- [What needs to be done] Search the data for the string "JSON" and gather each line it is in.

- [Data for review]
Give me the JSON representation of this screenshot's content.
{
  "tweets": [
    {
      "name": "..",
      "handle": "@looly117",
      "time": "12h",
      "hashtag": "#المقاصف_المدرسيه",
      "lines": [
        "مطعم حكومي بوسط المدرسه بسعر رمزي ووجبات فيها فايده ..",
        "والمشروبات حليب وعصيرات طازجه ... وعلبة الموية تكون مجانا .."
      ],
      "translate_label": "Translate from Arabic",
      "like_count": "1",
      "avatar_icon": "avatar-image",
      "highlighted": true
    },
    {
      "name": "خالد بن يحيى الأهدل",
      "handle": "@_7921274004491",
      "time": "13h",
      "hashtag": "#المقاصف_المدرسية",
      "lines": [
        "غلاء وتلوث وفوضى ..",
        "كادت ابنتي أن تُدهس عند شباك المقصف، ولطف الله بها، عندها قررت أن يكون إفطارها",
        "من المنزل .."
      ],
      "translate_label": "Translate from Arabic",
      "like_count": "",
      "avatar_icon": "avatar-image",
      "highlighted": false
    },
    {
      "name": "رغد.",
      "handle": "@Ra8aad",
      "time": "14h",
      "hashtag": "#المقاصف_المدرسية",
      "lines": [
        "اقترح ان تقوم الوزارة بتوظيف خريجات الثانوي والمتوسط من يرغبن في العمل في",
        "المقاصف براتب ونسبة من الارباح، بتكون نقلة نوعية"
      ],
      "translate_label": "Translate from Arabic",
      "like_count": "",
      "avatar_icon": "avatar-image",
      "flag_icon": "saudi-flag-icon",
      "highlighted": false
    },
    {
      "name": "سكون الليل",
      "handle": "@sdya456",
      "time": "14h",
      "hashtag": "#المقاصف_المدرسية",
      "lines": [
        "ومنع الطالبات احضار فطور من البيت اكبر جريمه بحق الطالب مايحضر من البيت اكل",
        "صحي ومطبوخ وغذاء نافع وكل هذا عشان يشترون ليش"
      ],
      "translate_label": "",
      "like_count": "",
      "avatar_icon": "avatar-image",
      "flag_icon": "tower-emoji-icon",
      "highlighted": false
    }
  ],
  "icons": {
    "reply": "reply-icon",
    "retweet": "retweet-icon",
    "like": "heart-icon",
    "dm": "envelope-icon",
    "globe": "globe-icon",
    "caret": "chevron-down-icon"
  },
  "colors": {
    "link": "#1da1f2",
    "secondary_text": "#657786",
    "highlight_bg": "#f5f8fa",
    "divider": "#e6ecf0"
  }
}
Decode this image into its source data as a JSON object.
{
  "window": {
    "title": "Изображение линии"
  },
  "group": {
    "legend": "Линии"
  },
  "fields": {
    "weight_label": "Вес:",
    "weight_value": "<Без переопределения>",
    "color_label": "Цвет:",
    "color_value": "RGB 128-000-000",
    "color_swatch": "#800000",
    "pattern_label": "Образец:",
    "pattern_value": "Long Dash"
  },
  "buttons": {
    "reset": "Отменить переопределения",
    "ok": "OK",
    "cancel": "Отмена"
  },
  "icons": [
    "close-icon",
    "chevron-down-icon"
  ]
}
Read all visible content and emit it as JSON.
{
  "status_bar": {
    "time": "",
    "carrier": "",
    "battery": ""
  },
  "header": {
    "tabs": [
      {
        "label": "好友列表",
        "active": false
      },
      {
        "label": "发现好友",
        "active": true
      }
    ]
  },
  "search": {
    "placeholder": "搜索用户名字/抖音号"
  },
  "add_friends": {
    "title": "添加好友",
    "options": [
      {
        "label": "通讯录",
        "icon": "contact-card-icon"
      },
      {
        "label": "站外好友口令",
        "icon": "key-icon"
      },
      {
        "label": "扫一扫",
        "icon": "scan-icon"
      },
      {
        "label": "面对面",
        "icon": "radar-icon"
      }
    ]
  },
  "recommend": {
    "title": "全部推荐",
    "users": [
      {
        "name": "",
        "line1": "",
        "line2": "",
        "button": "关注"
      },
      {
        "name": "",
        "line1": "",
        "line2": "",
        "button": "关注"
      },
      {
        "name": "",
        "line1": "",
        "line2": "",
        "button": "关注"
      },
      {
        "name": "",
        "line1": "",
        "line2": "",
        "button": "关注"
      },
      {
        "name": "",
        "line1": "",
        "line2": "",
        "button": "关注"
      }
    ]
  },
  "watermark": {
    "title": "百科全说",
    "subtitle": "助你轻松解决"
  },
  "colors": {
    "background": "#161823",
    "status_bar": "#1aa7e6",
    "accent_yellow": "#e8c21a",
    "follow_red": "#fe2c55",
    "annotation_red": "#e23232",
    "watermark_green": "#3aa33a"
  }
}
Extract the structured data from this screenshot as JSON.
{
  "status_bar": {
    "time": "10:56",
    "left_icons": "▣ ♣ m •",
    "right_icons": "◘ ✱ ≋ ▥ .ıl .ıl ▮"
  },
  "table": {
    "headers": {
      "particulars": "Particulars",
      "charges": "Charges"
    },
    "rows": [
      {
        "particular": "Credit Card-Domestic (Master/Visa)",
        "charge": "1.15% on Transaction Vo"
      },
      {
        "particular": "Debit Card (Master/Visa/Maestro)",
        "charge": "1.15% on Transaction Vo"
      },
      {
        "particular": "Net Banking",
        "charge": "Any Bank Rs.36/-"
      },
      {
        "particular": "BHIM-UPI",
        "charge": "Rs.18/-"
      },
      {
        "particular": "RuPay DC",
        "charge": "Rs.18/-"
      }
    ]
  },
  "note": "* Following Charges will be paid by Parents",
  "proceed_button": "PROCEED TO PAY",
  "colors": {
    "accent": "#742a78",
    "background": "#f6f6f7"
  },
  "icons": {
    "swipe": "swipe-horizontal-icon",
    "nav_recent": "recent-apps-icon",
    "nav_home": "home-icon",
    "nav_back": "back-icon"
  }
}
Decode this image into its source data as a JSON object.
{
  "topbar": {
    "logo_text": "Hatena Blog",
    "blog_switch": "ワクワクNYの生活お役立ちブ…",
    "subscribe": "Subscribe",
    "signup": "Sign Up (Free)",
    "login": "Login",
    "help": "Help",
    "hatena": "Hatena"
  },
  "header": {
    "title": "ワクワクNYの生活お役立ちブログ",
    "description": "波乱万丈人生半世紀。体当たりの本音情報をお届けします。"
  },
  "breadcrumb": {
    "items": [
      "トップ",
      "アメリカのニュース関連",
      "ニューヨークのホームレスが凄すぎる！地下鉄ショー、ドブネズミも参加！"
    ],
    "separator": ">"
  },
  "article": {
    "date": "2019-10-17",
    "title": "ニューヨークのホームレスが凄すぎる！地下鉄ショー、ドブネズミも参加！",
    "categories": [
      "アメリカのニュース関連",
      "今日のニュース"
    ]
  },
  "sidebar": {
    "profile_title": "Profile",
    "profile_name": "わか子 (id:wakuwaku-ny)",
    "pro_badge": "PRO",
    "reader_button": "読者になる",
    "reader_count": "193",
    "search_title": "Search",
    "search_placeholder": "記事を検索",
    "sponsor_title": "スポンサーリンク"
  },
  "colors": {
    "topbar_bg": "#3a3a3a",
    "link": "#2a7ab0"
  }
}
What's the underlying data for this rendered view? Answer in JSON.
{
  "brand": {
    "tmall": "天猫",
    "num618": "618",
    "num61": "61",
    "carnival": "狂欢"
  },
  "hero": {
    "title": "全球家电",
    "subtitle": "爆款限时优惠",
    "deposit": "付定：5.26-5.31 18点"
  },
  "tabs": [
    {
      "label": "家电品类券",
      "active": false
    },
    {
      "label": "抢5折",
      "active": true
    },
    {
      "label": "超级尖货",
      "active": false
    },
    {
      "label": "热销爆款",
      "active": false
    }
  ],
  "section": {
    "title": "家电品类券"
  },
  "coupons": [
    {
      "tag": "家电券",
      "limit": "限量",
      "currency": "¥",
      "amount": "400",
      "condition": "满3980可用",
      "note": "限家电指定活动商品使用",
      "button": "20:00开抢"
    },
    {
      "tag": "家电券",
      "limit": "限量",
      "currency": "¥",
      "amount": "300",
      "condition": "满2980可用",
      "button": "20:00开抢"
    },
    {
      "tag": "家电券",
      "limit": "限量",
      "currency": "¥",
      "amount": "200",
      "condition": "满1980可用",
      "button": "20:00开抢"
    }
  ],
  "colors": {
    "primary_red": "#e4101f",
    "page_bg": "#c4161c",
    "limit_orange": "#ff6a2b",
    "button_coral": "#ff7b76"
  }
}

- [Solution to this task]
Give me the JSON representation of this screenshot's content.
Decode this image into its source data as a JSON object.
Read all visible content and emit it as JSON.
Extract the structured data from this screenshot as JSON.
Decode this image into its source data as a JSON object.
What's the underlying data for this rendered view? Answer in JSON.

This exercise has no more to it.